|Consideration of Alternative Perspectives||Satisfactory|
|Consideration of Alternative Perspectives: |
|Multiple Dimensions of Problems & Solutions||Satisfactory|
The issues presented in this episode and discussed in the activities that follow highlight social, spiritual and ecological dimensions.
|Multiple Dimensions of Problems & Solutions: |
Effectively addresses the environmental, economic and social dimensions of the issue(s) being explored.
While the student learning is primarily passive, the contributions of both scientific and spiritual learning to solving complex problems is effectively represented.
|Respects Complexity: |
The complexity of the problems/issues being discussed is respected.
|Acting on Learning||Poor/Not considered|
|Acting on Learning: |
Learning moves from understanding issues to working towards positive change — in personal lifestyle, in school, in the community, or for the planet
|Values Education: |
Students are explicitly provided with opportunities to identify, clarify and express their own beliefs/values.
|Empathy & Respect for Humans||Good|
|Empathy & Respect for Humans: Empathy and respect are fostered for diverse groups of humans (including different genders, ethnic groups, sexual preferences, etc.).|
|Personal Affinity with Earth||Good|
While there is no provision for out-of-doors experience the importance of the intimate connection between humans and all other components of nature are effectively presented in the episode and reinforced with the activities.
|Personal Affinity with Earth: |
Encourages a personal affinity with -the natural world.
|Locally-Focused Learning: |
Includes learning experiences that take advantage of issues/elements within the local community.
|Past, Present & Future||Good|
The focus of this episode is more on what comes next, but it does make an effort to connect past, present and future and it provides students with reasons to be optimistic.
|Past, Present & Future: Promotes an understanding of the past, a sense of the present, and a positive vision for the future.|
Lessons are structured so that multiple/complex answers are possible; students are not steered toward one 'right' answer.
Students are asked to identify and evaluate systems thinking as an approach to problem solving but do not apply its principles in the activities.
|Integrated Learning: |
Learning brings together content and skills from more than one subject area
The perception and Venn diagram exercises along with research questions offer students limited inquiry learning opportunities.
|Inquiry Learning: |
Learning is directed by questions, problems, or challenges that students work to address.
While the bulk of the learning activities centre around reading and responding, students are provided with opportunities to:
|Differentiated Instruction: |
Activities address a range of student learning styles, abilities and readiness.
|Experiential Learning||Poor/Not considered|
|Experiential Learning: |
Authentic learning experiences are provided
|Cooperative Learning||Poor/Not considered|
|Cooperative Learning: |
Group and cooperative learning strategies are a priority.
|Assessment & Evaluation||Poor/Not considered|
|Assessment & Evaluation: Tools are provided that help students and teachers to capture formative and summative information about students' learning and performance.
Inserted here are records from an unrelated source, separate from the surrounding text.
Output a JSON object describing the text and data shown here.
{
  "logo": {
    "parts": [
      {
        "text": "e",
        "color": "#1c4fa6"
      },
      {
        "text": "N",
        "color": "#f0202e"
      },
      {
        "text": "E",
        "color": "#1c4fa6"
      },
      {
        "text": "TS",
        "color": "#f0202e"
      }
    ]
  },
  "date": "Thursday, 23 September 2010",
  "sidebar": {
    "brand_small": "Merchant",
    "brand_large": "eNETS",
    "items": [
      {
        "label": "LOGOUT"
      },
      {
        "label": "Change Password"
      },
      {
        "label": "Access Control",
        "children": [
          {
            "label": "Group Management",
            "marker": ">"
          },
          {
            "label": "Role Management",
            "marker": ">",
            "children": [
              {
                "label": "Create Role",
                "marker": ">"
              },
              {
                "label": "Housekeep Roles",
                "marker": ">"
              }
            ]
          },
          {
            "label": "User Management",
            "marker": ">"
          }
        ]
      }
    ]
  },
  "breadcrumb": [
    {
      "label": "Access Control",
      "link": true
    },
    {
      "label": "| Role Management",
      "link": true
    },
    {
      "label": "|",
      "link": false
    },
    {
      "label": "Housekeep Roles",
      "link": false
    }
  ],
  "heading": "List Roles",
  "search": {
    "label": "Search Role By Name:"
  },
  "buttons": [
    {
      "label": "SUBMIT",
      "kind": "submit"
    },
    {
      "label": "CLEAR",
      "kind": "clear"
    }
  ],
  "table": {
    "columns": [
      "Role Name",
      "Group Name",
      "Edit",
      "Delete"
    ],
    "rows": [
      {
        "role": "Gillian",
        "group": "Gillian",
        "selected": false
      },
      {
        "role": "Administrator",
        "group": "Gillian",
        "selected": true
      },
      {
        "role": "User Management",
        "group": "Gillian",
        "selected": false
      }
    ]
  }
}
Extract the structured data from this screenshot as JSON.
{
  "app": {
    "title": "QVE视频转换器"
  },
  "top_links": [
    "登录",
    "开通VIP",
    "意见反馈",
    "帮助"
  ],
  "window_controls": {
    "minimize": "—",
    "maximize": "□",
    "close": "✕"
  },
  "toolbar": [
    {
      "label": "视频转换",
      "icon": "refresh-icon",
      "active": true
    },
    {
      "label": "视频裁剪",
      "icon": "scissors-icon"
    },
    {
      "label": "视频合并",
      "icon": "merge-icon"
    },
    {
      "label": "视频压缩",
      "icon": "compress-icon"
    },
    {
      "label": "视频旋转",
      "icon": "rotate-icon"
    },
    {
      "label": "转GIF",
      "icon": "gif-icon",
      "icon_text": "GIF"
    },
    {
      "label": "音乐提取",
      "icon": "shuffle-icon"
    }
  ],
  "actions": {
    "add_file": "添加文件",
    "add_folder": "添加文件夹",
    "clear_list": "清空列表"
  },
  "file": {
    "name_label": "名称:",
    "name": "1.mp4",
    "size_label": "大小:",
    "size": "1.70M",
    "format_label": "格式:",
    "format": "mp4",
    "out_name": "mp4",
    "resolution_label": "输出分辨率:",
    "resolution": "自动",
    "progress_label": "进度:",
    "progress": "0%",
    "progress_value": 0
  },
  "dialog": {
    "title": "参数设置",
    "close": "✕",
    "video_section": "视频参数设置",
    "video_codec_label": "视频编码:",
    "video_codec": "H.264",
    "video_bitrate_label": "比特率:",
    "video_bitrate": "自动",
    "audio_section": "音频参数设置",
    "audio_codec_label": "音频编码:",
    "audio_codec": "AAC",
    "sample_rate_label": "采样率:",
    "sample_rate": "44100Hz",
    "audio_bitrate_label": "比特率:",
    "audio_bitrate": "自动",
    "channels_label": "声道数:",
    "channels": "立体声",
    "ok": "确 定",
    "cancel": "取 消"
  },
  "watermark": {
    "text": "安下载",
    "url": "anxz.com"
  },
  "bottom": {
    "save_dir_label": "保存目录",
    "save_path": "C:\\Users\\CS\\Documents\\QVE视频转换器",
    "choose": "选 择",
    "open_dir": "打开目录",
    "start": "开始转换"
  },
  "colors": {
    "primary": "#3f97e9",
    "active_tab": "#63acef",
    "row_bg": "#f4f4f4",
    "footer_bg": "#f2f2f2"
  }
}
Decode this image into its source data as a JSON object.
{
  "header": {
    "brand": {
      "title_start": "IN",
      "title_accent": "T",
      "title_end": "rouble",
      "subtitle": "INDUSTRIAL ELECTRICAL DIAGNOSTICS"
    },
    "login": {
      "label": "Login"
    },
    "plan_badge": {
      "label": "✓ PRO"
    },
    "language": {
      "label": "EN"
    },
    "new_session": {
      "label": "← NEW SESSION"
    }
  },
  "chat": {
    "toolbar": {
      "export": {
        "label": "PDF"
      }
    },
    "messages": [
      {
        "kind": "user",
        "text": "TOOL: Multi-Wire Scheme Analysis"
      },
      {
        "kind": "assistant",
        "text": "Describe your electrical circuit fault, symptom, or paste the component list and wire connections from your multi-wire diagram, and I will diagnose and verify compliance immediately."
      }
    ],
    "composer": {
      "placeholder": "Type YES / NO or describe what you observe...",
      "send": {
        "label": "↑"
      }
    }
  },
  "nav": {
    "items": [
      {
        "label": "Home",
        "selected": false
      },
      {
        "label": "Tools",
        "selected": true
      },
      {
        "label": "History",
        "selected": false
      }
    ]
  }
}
These tools may include reflection questions, checklists, rubrics, etc.|
|Peer Teaching||Poor/Not considered|
|Peer Teaching: |
Provides opportunities for students to actively present their knowledge and skills to peers and/or act as teachers and mentors.
The activities do not incorporate specific case studies. However the segments presented in the episode and the material that students are given to read and reflect upon describe real events and current research.
|Case Studies: |
Relevant case studies are included. Case studies are thorough descriptions of real events from real situations that students use to explore concepts in an authentic context.
|Locus of Control||Poor/Not considered|
|Locus of Control: Meaningful opportunities are provided for students to choose elements of program content, the medium in which they wish to work, and/or to go deeper into a chosen issue.|